Have you ever settled into a seat by your favorite picture window in the winter, armed with a book and a cup of hot chocolate, only to be pushed out by the cold drafts? Heating your home keeps you and your family warm, as well as keeps important house functions such as pipes and appliances in working order. However, most homes leak heated air through small gaps and uninsulated walls, driving up your utility bill. Here are common ways indoor heat escapes throughout the winter.
Leaks in Doors, Windows, and Walls
One of the most significant ways that heated air escapes from a home is through small leaks in doors, windows, and walls. These small leaks add up to larger losses throughout the house. These can have a significant impact on your heating bills, and force your heating system to work harder than it needs to.
Stem the tide by having your home inspected yearly for leaks by a professional HVAC contractor, and then fix any that are found. This small cost will pay dividends in both energy efficiency and the consistent warmth of your home throughout the winter.
Heat Loss Through Basement Walls

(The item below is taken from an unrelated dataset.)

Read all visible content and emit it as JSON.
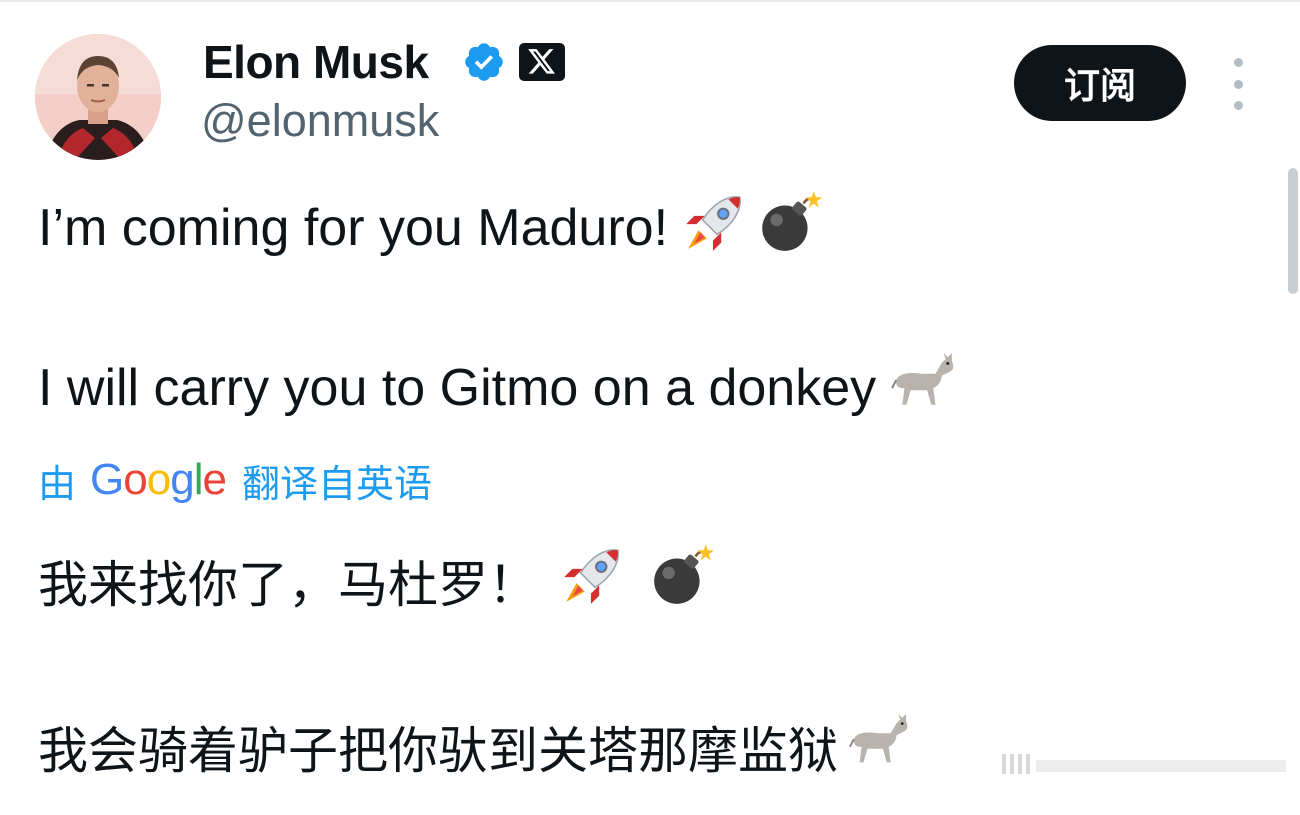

Basement walls are one of the biggest culprits of losing heated air in the winter. Most basement walls are made of concrete and uninsulated, allowing the warmed air to escape into the ground. Decrease the loss by insulating your basement walls. If you choose to finish your basement and install drywall, you’ll have more options on what kind of insulation to use. If you do not plan on finishing the basement, use blanket batts or fiber insulation to help keep the warm air inside your home.
Gaps in Wood Floors
Have you ever noticed the boards on your wood floors shrinking during the winter? It is not your imagination. Humidity levels decrease during the winter, causing the wood to contract and expose gaps in between the boards. This is not only bad for your wood floors, but it is another place for heat to escape.
Remedy the situation by placing a humidifier in rooms with wood flooring, or talk to an HVAC professional about installing a humidifier on your furnace. A humidifier will help to keep humidity levels stable and keep your wood floor from contracted during the cooler months.
Loss from Uninsulated Ductwork
Ductwork is the piping that moves warm air from your furnace into the heat registers located throughout your home. Ducts primarily travel through lightly insulated regions of your home such as the ceiling and basement. Uninsulated ductwork causes heat to escape into those cooler parts of your house on its way to warm your bedroom or kitchen.
Increase energy efficiency and lower your heating bill by insulating the ductwork throughout your home, and checking for leaks at least once per year.
Losing heated air is not only bad for your budget, but it can also tax your heating systems and decrease efficiency and warmth throughout your home. By decreasing the amount of heated air leaking from your windows, walls, floors, and ductwork, you will be warmer, and have more money in your wallet, too.